The Tacoma's roll-sensing curtain airbags (RSCA) are an important safety feature designed to protect occupants during a rollover crash, but it could be mistakenly activated in some situations.
- RSCA stands for "roll-sensing curtain airbags."
- RSCAs are positioned in the interior above the front and rear doors.
- RSCA can be toggled on or off with a button on older Tacomas.
- Consider turning RSCA off when your Tacoma is being towed or when off-roading.
- Extreme angles during off-roading could be mistaken for a rollover and trigger the RSCA.
Many advanced technologies are included with today’s Toyota Tacoma, sometimes making understanding them even more challenging. One example is the RSCA button. If you aren’t familiar with this feature, we don’t want you to push that button without knowing what it does.
In this guide, we explain the RSCA system and what the RSCA button does. We also evaluate the system’s importance and provide direction on how to turn RSCA on or off.
What Is the RSCA System?
RSCA stands for Roll-Sensing Curtain Airbags. These side curtain airbags are positioned above the front and rear doors.
Advanced sensors in the RSCA system detect unusual wobbling or rocking by the truck, indicating the truck is about to roll over. When the sensors determine that rollover is imminent, the system deploys the side curtain airbags to protect the driver’s and passenger’s heads and upper bodies.
What Does the RSCA Button Do?
Toyota allows drivers to control whether or not the RSCA system is activated. You can turn the RSCA system on or off by pushing the button on older Tacomas.
Usually, this button is found on the dashboard to the left of the steering wheel. It’s labeled “RSCA.” Look for more information in your owner’s manual if you have trouble finding it. Some Tacomas do not have an RSCA button at all which means it cannot be turned off.
When the system is deactivated, the curtain airbags will not deploy. This leaves occupants unprotected during a rollover incident.
When to Turn RSCA On/Off
In most cases, it’s best to leave the Roll-Sensing Curtain Airbags system enabled. It works seamlessly with the other safety features to protect you during a rollover. The average driver has no reason to turn this feature off.
Here are some scenarios when we suggest it may be best to turn off RSCA.
- Consider disabling RSCA when transporting your Tacoma on a trailer or flatbed. You don’t want the sensors confusing the truck’s bobbing and weaving, and thinking the truck is rolling over.
- Consider disabling RSCA when off-roading or driving on rough terrain. The sensors may mistake the jostling around for a rollover accident, and the airbags could deploy.
If the airbags were to deploy unnecessarily, it could block the driver’s vision. Additionally, it’s going to startle the driver. On top of that, you have the repair costs to consider after the incident.

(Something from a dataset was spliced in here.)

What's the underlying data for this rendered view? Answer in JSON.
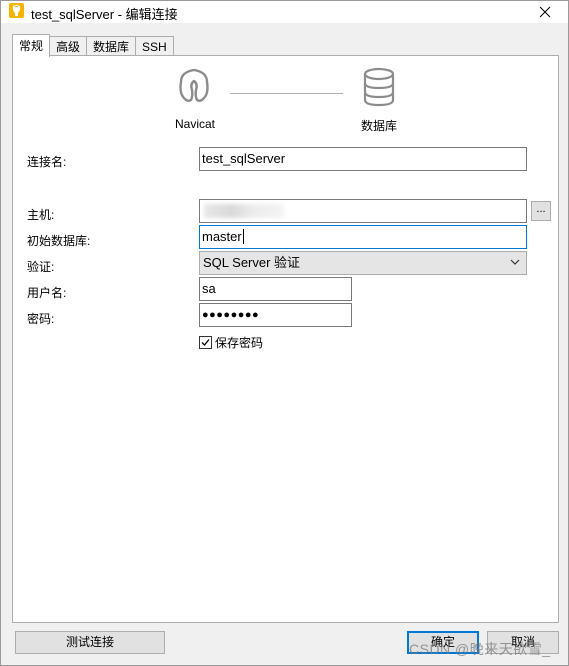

Why RSCA Is Important
Roll-Sensing Curtain Airbags were first introduced on the 2002 Ford Explorer and Mercury Mountaineer. It’s been a trusted safety feature for over two decades, so it makes sense that Toyota includes it in the Tacoma lineup.

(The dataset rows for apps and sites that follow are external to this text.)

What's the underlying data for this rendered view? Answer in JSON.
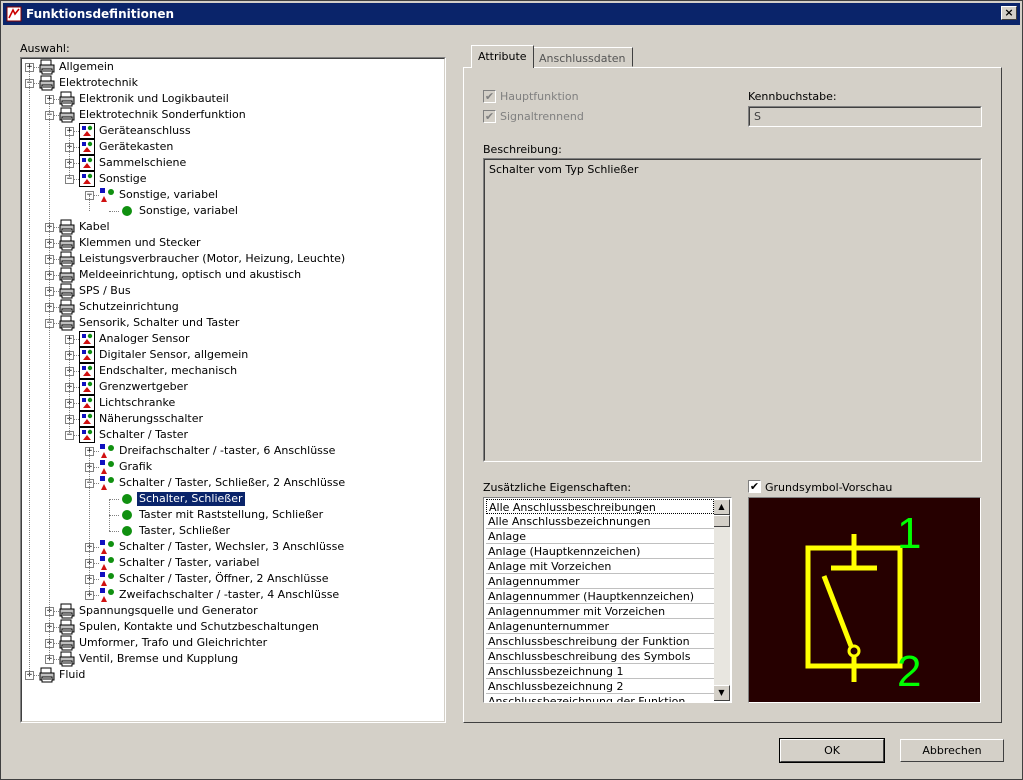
{
  "window": {
    "title": "Funktionsdefinitionen",
    "close_label": "×"
  },
  "left": {
    "label": "Auswahl:",
    "tree": [
      {
        "label": "Allgemein",
        "level": 0,
        "icon": "tree-printer-icon",
        "expander": "+"
      },
      {
        "label": "Elektrotechnik",
        "level": 0,
        "icon": "tree-printer-icon",
        "expander": "−"
      },
      {
        "label": "Elektronik und Logikbauteil",
        "level": 1,
        "icon": "tree-printer-icon",
        "expander": "+"
      },
      {
        "label": "Elektrotechnik Sonderfunktion",
        "level": 1,
        "icon": "tree-printer-icon",
        "expander": "−"
      },
      {
        "label": "Geräteanschluss",
        "level": 2,
        "icon": "symbol-box-icon",
        "expander": "+"
      },
      {
        "label": "Gerätekasten",
        "level": 2,
        "icon": "symbol-box-icon",
        "expander": "+"
      },
      {
        "label": "Sammelschiene",
        "level": 2,
        "icon": "symbol-box-icon",
        "expander": "+"
      },
      {
        "label": "Sonstige",
        "level": 2,
        "icon": "symbol-box-icon",
        "expander": "−"
      },
      {
        "label": "Sonstige, variabel",
        "level": 3,
        "icon": "shapes-icon",
        "expander": "−"
      },
      {
        "label": "Sonstige, variabel",
        "level": 4,
        "icon": "green-dot-icon",
        "expander": ""
      },
      {
        "label": "Kabel",
        "level": 1,
        "icon": "tree-printer-icon",
        "expander": "+"
      },
      {
        "label": "Klemmen und Stecker",
        "level": 1,
        "icon": "tree-printer-icon",
        "expander": "+"
      },
      {
        "label": "Leistungsverbraucher (Motor, Heizung, Leuchte)",
        "level": 1,
        "icon": "tree-printer-icon",
        "expander": "+"
      },
      {
        "label": "Meldeeinrichtung, optisch und akustisch",
        "level": 1,
        "icon": "tree-printer-icon",
        "expander": "+"
      },
      {
        "label": "SPS / Bus",
        "level": 1,
        "icon": "tree-printer-icon",
        "expander": "+"
      },
      {
        "label": "Schutzeinrichtung",
        "level": 1,
        "icon": "tree-printer-icon",
        "expander": "+"
      },
      {
        "label": "Sensorik, Schalter und Taster",
        "level": 1,
        "icon": "tree-printer-icon",
        "expander": "−"
      },
      {
        "label": "Analoger Sensor",
        "level": 2,
        "icon": "symbol-box-icon",
        "expander": "+"
      },
      {
        "label": "Digitaler Sensor, allgemein",
        "level": 2,
        "icon": "symbol-box-icon",
        "expander": "+"
      },
      {
        "label": "Endschalter, mechanisch",
        "level": 2,
        "icon": "symbol-box-icon",
        "expander": "+"
      },
      {
        "label": "Grenzwertgeber",
        "level": 2,
        "icon": "symbol-box-icon",
        "expander": "+"
      },
      {
        "label": "Lichtschranke",
        "level": 2,
        "icon": "symbol-box-icon",
        "expander": "+"
      },
      {
        "label": "Näherungsschalter",
        "level": 2,
        "icon": "symbol-box-icon",
        "expander": "+"
      },
      {
        "label": "Schalter / Taster",
        "level": 2,
        "icon": "symbol-box-icon",
        "expander": "−"
      },
      {
        "label": "Dreifachschalter / -taster, 6 Anschlüsse",
        "level": 3,
        "icon": "shapes-icon",
        "expander": "+"
      },
      {
        "label": "Grafik",
        "level": 3,
        "icon": "shapes-icon",
        "expander": "+"
      },
      {
        "label": "Schalter / Taster, Schließer, 2 Anschlüsse",
        "level": 3,
        "icon": "shapes-icon",
        "expander": "−"
      },
      {
        "label": "Schalter, Schließer",
        "level": 4,
        "icon": "green-dot-icon",
        "expander": "",
        "selected": true
      },
      {
        "label": "Taster mit Raststellung, Schließer",
        "level": 4,
        "icon": "green-dot-icon",
        "expander": ""
      },
      {
        "label": "Taster, Schließer",
        "level": 4,
        "icon": "green-dot-icon",
        "expander": ""
      },
      {
        "label": "Schalter / Taster, Wechsler, 3 Anschlüsse",
        "level": 3,
        "icon": "shapes-icon",
        "expander": "+"
      },
      {
        "label": "Schalter / Taster, variabel",
        "level": 3,
        "icon": "shapes-icon",
        "expander": "+"
      },
      {
        "label": "Schalter / Taster, Öffner, 2 Anschlüsse",
        "level": 3,
        "icon": "shapes-icon",
        "expander": "+"
      },
      {
        "label": "Zweifachschalter / -taster, 4 Anschlüsse",
        "level": 3,
        "icon": "shapes-icon",
        "expander": "+"
      },
      {
        "label": "Spannungsquelle und Generator",
        "level": 1,
        "icon": "tree-printer-icon",
        "expander": "+"
      },
      {
        "label": "Spulen, Kontakte und Schutzbeschaltungen",
        "level": 1,
        "icon": "tree-printer-icon",
        "expander": "+"
      },
      {
        "label": "Umformer, Trafo und Gleichrichter",
        "level": 1,
        "icon": "tree-printer-icon",
        "expander": "+"
      },
      {
        "label": "Ventil, Bremse und Kupplung",
        "level": 1,
        "icon": "tree-printer-icon",
        "expander": "+"
      },
      {
        "label": "Fluid",
        "level": 0,
        "icon": "tree-printer-icon",
        "expander": "+"
      }
    ]
  },
  "tabs": [
    {
      "label": "Attribute",
      "active": true
    },
    {
      "label": "Anschlussdaten",
      "active": false
    }
  ],
  "attributes": {
    "hauptfunktion_label": "Hauptfunktion",
    "hauptfunktion_checked": true,
    "signaltrennend_label": "Signaltrennend",
    "signaltrennend_checked": true,
    "kennbuchstabe_label": "Kennbuchstabe:",
    "kennbuchstabe_value": "S",
    "beschreibung_label": "Beschreibung:",
    "beschreibung_value": "Schalter vom Typ Schließer",
    "zusatz_label": "Zusätzliche Eigenschaften:",
    "zusatz_items": [
      "Alle Anschlussbeschreibungen",
      "Alle Anschlussbezeichnungen",
      "Anlage",
      "Anlage (Hauptkennzeichen)",
      "Anlage mit Vorzeichen",
      "Anlagennummer",
      "Anlagennummer (Hauptkennzeichen)",
      "Anlagennummer mit Vorzeichen",
      "Anlagenunternummer",
      "Anschlussbeschreibung der Funktion",
      "Anschlussbeschreibung des Symbols",
      "Anschlussbezeichnung 1",
      "Anschlussbezeichnung 2",
      "Anschlussbezeichnung der Funktion"
    ],
    "preview_label": "Grundsymbol-Vorschau",
    "preview_checked": true,
    "preview_pin_1": "1",
    "preview_pin_2": "2"
  },
  "buttons": {
    "ok": "OK",
    "cancel": "Abbrechen"
  },
  "colors": {
    "preview_bg": "#260000",
    "symbol": "#ffff00",
    "pin_label": "#00ff00",
    "selection": "#0a246a"
  }
}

The advanced RSCA sensors detect when the truck is about to roll over, so the side curtain airbags can be deployed before injuries occur. With this protection, injury to the head is reduced. The system also limits the damage done to the torso when impacting the door as the truck rolls.
However, the system isn’t foolproof. It can be triggered when off-roading because the sensors mistake extreme angles for a rollover incident. The most significant danger here is that airbags go off when they aren’t needed, leading to other complications.

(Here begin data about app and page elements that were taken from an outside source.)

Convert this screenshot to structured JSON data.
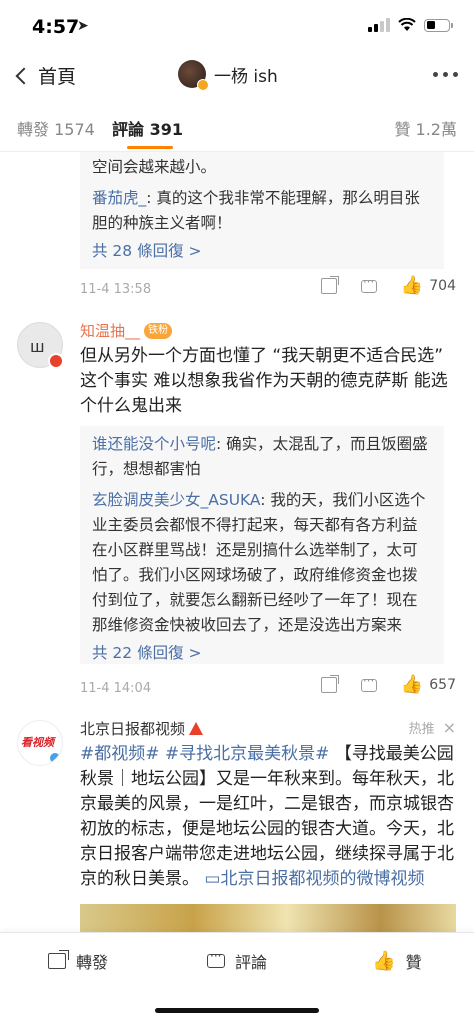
{
  "status": {
    "time": "4:57",
    "location_arrow": "➤"
  },
  "nav": {
    "back_label": "首頁",
    "title": "一杨 ish"
  },
  "tabs": {
    "repost": "轉發 1574",
    "comment": "評論 391",
    "like": "贊 1.2萬"
  },
  "thread1": {
    "reply_text_top": "空间会越来越小。",
    "reply2_author": "番茄虎_",
    "reply2_text": ": 真的这个我非常不能理解，那么明目张胆的种族主义者啊！",
    "more_replies": "共 28 條回復 >",
    "time": "11-4 13:58",
    "likes": "704"
  },
  "comment2": {
    "name": "知温抽__",
    "badge": "铁粉",
    "text": "但从另外一个方面也懂了 “我天朝更不适合民选” 这个事实 难以想象我省作为天朝的德克萨斯 能选个什么鬼出来",
    "reply1_author": "谁还能没个小号呢",
    "reply1_text": ": 确实，太混乱了，而且饭圈盛行，想想都害怕",
    "reply2_author": "玄脸调皮美少女_ASUKA",
    "reply2_text": ": 我的天，我们小区选个业主委员会都恨不得打起来，每天都有各方利益在小区群里骂战！还是别搞什么选举制了，太可怕了。我们小区网球场破了，政府维修资金也拨付到位了，就要怎么翻新已经吵了一年了！现在那维修资金快被收回去了，还是没选出方案来",
    "more_replies": "共 22 條回復 >",
    "time": "11-4 14:04",
    "likes": "657"
  },
  "promo": {
    "name": "北京日报都视频",
    "tag": "热推",
    "close": "×",
    "logo_text": "看视频",
    "hashtag1": "#都视频#",
    "hashtag2": "#寻找北京最美秋景#",
    "body": "【寻找最美公园秋景｜地坛公园】又是一年秋来到。每年秋天，北京最美的风景，一是红叶，二是银杏，而京城银杏初放的标志，便是地坛公园的银杏大道。今天，北京日报客户端带您走进地坛公园，继续探寻属于北京的秋日美景。",
    "video_link": "北京日报都视频的微博视频"
  },
  "bottom": {
    "repost": "轉發",
    "comment": "評論",
    "like": "贊"
  },
  "icons": {
    "like": "like-icon",
    "share": "share-icon",
    "comment": "comment-icon"
  }
}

Advanced Safety Measures for Your Protection
The Toyota Tacoma has the latest entertainment and comfort features for an enjoyable ride. Beyond that, the manufacturer works hard to ensure that occupants are always protected, even though most of that technology gets overlooked.
With the RSCA system, you know there’s more protection in the case of a rollover accident. While you hope this never happens, it brings peace knowing there’s a reduced chance of injury. It’s just one more reason to love your Taco.
Given the importance of the Roll-Sensing Curtain Airbag system for driver and occupant safety, we believe it’s critically important for drivers to leave the RSCA system engaged (button on).
In only a few rarely occurring circumstances, it makes sense to turn off the system — even then, it’s a case-by-case situation.
We value our readers and want you all to remain safe, so please keep the RSCA system on your Tacomas active.